__Task brief__
Below are some records. How many of their lines contain the string "Info"? Give the number only.

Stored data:
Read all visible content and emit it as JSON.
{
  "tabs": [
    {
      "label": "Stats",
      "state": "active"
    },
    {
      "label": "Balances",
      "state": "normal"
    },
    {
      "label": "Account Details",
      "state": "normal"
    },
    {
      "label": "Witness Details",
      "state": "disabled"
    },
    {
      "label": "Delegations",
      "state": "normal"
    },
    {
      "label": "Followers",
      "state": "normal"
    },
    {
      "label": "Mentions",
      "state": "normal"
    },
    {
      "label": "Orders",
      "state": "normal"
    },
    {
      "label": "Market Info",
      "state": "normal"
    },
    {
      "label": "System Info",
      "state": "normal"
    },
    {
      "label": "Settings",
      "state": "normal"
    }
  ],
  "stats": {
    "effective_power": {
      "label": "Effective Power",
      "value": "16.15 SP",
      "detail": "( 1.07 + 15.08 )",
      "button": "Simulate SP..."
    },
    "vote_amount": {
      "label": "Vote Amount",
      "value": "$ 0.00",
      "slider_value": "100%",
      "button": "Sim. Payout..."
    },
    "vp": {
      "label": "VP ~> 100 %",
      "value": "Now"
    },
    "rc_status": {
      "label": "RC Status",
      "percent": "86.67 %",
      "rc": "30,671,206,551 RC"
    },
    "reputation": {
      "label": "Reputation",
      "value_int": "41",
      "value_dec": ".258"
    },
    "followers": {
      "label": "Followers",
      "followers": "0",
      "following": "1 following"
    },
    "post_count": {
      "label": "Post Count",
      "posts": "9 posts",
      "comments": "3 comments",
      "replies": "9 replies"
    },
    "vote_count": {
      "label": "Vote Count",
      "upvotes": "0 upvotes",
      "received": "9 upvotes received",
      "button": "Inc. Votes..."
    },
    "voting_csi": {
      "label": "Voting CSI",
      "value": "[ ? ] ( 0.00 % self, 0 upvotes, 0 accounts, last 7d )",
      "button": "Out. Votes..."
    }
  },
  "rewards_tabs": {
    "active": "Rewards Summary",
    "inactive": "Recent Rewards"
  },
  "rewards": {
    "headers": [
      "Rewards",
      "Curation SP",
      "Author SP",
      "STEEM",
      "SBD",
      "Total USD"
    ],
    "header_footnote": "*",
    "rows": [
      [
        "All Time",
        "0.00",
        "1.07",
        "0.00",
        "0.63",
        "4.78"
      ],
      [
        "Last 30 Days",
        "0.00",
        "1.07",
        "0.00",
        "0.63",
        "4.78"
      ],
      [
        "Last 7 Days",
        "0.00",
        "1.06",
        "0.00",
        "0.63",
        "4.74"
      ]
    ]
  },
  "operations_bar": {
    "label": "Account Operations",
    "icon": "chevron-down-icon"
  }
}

__Task answer__
2